6. Smartguns might be hackable! Even without embedded tracking or jamming technology, smart guns that rely on radio-frequency (i.e., wireless) transmissions – like the aforementioned gun-watch pair, for example – might be susceptible to remote jamming – not something that a law enforcement officer or law-abiding citizen would want to find out when a thug is threatening her with a weapon equipped with a jammer atop. Governments might gain the ability to disable people’s private weapons, and criminals might gain the ability to do so to police service weapons.
7. Any feature that prevents a gun from firing at anything that is not a specialized target – a feature some new “smart guns” are supposed to offer – might make the gun safer for home storage, but clearly eliminates a person’s ability to rely on it for self defense.

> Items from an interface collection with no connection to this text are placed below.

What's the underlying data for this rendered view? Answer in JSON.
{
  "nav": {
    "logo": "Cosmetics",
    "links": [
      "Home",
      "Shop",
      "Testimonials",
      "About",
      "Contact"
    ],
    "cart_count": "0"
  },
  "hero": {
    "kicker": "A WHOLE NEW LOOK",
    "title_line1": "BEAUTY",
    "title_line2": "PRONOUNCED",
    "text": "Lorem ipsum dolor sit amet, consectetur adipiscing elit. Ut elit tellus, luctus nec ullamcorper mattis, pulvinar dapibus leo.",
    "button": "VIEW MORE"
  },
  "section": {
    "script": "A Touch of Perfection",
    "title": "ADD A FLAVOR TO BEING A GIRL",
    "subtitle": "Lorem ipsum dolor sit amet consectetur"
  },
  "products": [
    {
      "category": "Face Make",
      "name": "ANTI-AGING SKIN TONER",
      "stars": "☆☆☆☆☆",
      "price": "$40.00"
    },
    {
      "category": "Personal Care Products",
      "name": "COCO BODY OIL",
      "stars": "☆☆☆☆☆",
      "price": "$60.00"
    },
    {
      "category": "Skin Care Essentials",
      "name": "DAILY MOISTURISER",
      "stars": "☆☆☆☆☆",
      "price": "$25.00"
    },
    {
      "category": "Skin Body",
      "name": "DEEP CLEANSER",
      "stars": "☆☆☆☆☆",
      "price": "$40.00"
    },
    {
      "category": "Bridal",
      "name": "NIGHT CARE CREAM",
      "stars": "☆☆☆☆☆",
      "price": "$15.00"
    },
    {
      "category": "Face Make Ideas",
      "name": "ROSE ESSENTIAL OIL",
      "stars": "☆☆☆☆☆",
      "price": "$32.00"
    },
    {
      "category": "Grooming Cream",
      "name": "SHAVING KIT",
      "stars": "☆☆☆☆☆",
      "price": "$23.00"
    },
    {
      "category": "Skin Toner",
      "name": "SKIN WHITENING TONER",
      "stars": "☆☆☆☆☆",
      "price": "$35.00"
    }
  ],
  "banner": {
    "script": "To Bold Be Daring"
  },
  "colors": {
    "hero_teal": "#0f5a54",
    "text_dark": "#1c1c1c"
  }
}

8. In some situations, smart guns could worsen gun safety. When incomplete safety features are introduced with fanfare, people have a habit of relying on them, creating a human vulnerability that leads to accidents. We see this in the information security world all the time: How people have downloaded software/games/music from unknown parties because they rely on anti-virus software to keep them safe? Likewise, when it comes to guns, haven’t we heard stories of firearm accidents that occurred when someone thought (and relied on the fact that) a “safety switch” was engaged when it was not? It remains to be seen as to whether people who have been told that smart guns cannot be fired by unauthorized parties rely on that promise and store, transport, or hold them in unsafe ways in which they would never even consider doing with a conventional firearm. Introducing safety features is smart only if the features either truly work 100% of the time, or if people are thoroughly conditioned not to rely on them – which is not going to happen if popular media outlets continue to portray smartguns as perfect, James Bond-like weapons.
9. Sometimes firearms need to be used by others. It is problematic, for example, for a policeman not to be able to fire his partner’s weapon if necessary. This means that the process of configuring smartguns in a law enforcement or military environment may not be simple – with the need for frequent updates to individual weapons creating possibilities of dangerous, if not deadly, errors. Enterprises use robust device management systems for a reason – and they do so even for objects far less dangerous than guns.
10. Firearms must be able to be disassembled in order to be cleaned and maintained. One of the principles of information security is that someone who has physical access to a machine can undermine its security. Smartgun manufacturers need to show evidence that criminals who steal smartguns cannot modify them to work with the smart technology removed or disabled (or that preventing any components from being accessed that are accessible in conventional weapons will not impact the durability of the weapons).”